■ **TRY IT**: Starting from the first line below, count the lines carrying the string "watermark" and answer with the count by itself.

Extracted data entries
= = = = =

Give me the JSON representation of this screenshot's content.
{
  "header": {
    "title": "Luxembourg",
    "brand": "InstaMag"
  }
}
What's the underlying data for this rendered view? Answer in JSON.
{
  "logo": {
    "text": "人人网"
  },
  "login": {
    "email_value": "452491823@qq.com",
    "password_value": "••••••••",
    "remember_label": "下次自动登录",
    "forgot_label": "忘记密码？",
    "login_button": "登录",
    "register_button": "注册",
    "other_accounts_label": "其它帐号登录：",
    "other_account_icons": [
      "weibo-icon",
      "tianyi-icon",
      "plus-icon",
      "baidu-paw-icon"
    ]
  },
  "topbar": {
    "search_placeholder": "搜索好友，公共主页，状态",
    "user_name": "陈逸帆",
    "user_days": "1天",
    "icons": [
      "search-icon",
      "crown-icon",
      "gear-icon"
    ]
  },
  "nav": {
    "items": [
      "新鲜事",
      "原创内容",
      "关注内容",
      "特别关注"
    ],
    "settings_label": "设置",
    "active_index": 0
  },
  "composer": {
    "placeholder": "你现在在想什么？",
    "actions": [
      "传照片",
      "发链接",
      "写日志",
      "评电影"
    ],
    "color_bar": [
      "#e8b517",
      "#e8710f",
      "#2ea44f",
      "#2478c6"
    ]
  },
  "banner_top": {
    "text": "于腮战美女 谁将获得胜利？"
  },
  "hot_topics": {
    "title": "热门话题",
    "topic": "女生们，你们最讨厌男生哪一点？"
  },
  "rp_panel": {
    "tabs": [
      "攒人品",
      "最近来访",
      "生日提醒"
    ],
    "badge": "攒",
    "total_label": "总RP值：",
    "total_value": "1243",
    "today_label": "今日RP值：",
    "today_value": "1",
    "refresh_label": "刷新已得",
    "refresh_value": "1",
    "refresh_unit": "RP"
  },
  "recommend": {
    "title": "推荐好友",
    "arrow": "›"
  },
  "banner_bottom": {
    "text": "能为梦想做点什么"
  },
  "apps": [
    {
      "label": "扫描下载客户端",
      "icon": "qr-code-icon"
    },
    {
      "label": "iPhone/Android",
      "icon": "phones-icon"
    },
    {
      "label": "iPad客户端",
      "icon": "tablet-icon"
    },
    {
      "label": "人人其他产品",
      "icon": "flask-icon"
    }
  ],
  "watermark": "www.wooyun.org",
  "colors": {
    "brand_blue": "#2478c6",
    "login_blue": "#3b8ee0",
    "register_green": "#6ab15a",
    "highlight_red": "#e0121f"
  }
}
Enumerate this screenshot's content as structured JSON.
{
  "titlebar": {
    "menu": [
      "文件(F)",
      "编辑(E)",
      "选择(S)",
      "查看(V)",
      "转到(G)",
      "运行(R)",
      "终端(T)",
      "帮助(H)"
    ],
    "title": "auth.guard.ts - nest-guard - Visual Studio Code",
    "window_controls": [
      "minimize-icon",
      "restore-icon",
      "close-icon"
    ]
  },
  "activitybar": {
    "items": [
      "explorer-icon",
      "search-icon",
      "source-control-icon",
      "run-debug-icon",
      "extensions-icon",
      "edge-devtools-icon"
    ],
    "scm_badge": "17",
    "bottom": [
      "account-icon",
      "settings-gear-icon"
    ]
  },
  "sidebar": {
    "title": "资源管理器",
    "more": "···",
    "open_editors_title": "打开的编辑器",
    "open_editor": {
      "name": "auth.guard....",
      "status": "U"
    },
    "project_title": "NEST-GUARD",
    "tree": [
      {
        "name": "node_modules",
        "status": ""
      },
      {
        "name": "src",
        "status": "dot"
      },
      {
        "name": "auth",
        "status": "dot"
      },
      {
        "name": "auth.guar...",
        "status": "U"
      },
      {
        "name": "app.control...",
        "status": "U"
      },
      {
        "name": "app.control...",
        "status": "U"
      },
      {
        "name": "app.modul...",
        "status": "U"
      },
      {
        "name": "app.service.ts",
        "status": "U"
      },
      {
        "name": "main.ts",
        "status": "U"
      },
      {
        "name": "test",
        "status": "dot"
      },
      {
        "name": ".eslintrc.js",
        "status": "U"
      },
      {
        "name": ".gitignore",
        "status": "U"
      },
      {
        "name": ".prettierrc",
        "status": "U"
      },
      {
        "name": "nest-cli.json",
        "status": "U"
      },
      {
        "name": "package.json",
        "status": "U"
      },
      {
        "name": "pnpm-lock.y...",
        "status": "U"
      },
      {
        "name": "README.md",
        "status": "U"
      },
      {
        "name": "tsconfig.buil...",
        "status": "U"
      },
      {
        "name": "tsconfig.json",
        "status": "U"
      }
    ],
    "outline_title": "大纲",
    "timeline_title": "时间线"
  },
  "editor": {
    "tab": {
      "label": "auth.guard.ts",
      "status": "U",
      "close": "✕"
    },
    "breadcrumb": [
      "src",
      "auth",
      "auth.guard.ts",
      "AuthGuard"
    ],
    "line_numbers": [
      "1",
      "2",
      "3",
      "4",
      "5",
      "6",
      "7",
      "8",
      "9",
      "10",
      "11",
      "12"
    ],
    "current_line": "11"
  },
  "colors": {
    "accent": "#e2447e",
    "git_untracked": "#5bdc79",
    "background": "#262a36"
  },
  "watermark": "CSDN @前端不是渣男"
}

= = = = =

■ **RESULT BELOW**: 2